» **PROBLEM DESCRIPTION**
Every record needs to come back as written, except for the pictures.
== ENTRIES SUPPLIED
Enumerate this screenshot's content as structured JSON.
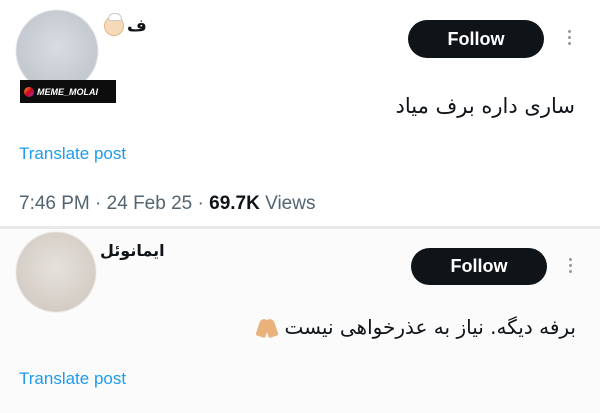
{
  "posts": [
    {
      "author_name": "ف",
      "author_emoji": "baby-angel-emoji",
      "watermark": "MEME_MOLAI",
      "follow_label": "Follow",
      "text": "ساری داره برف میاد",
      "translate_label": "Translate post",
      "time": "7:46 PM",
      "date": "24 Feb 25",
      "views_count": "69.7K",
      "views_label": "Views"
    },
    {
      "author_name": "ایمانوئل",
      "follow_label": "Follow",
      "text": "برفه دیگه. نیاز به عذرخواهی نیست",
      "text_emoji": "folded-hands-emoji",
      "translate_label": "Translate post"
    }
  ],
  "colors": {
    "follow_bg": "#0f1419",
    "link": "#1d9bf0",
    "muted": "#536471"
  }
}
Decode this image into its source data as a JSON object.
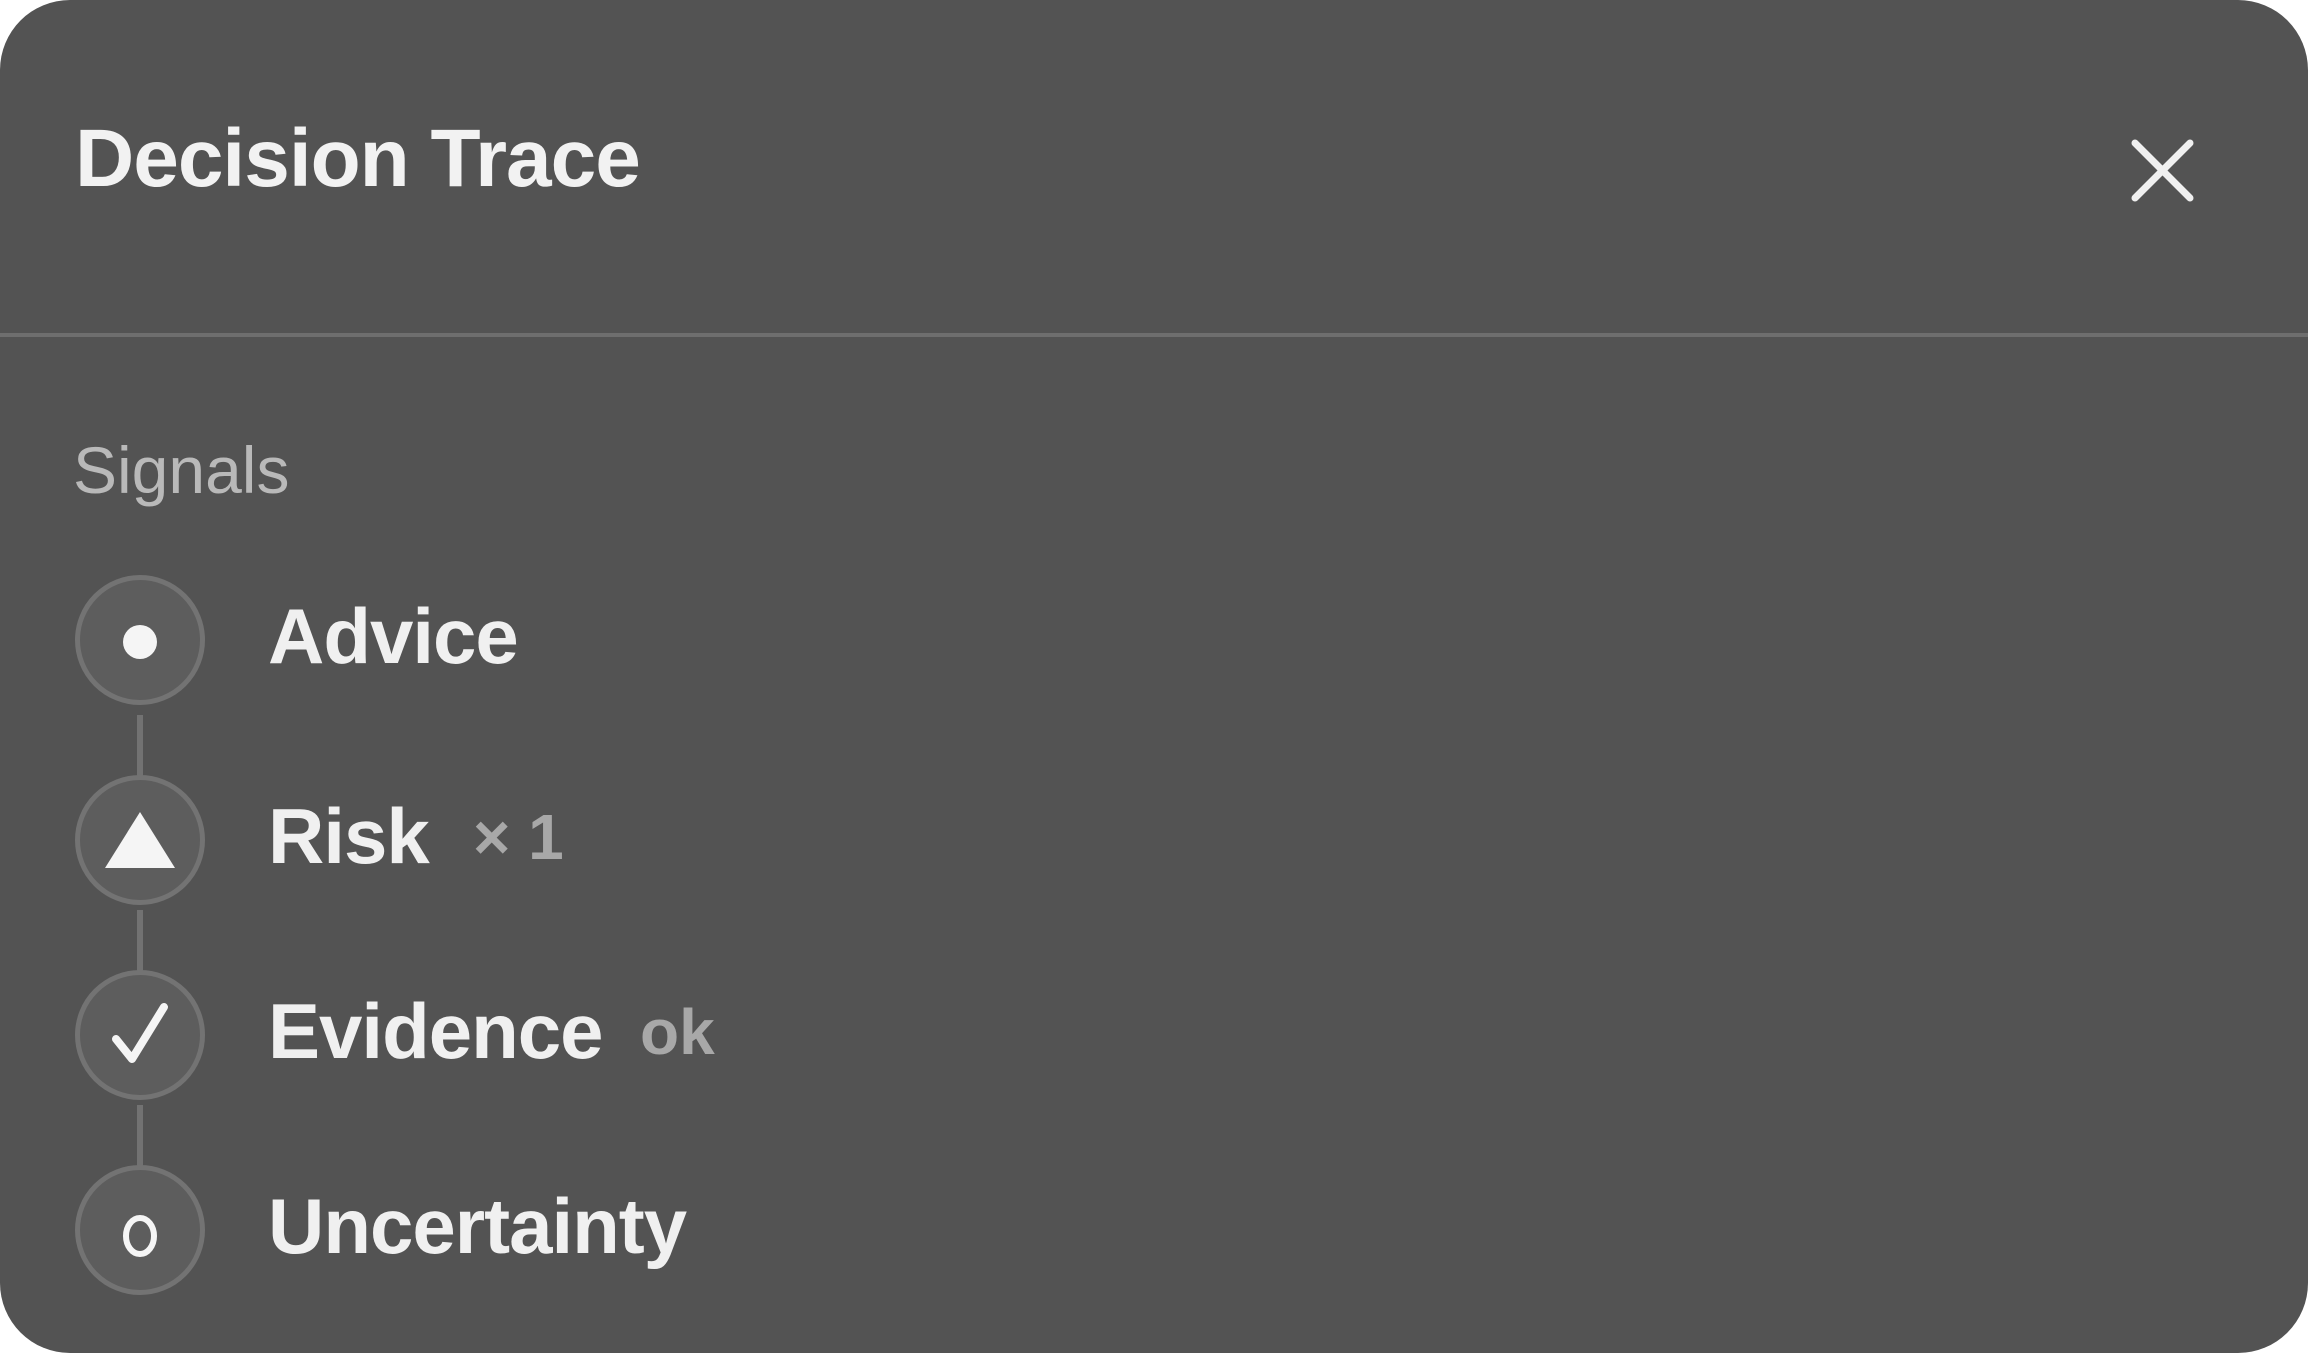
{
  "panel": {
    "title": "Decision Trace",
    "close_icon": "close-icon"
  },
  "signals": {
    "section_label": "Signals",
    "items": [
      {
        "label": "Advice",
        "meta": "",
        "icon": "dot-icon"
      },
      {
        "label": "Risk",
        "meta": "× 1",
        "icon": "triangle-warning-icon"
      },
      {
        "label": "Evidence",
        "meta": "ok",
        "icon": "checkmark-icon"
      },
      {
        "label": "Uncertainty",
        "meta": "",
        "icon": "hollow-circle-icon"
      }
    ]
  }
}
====
» **SOLUTION TO THE PROBLEM**
Enumerate this screenshot's content as structured JSON.
{
  "posts": [
    {
      "author_name": "ف",
      "author_emoji": "baby-angel-emoji",
      "watermark": "MEME_MOLAI",
      "follow_label": "Follow",
      "text": "ساری داره برف میاد",
      "translate_label": "Translate post",
      "time": "7:46 PM",
      "date": "24 Feb 25",
      "views_count": "69.7K",
      "views_label": "Views"
    },
    {
      "author_name": "ایمانوئل",
      "follow_label": "Follow",
      "text": "برفه دیگه. نیاز به عذرخواهی نیست",
      "text_emoji": "folded-hands-emoji",
      "translate_label": "Translate post"
    }
  ],
  "colors": {
    "follow_bg": "#0f1419",
    "link": "#1d9bf0",
    "muted": "#536471"
  }
}
Decode this image into its source data as a JSON object.
{
  "panel": {
    "title": "Decision Trace",
    "close_icon": "close-icon"
  },
  "signals": {
    "section_label": "Signals",
    "items": [
      {
        "label": "Advice",
        "meta": "",
        "icon": "dot-icon"
      },
      {
        "label": "Risk",
        "meta": "× 1",
        "icon": "triangle-warning-icon"
      },
      {
        "label": "Evidence",
        "meta": "ok",
        "icon": "checkmark-icon"
      },
      {
        "label": "Uncertainty",
        "meta": "",
        "icon": "hollow-circle-icon"
      }
    ]
  }
}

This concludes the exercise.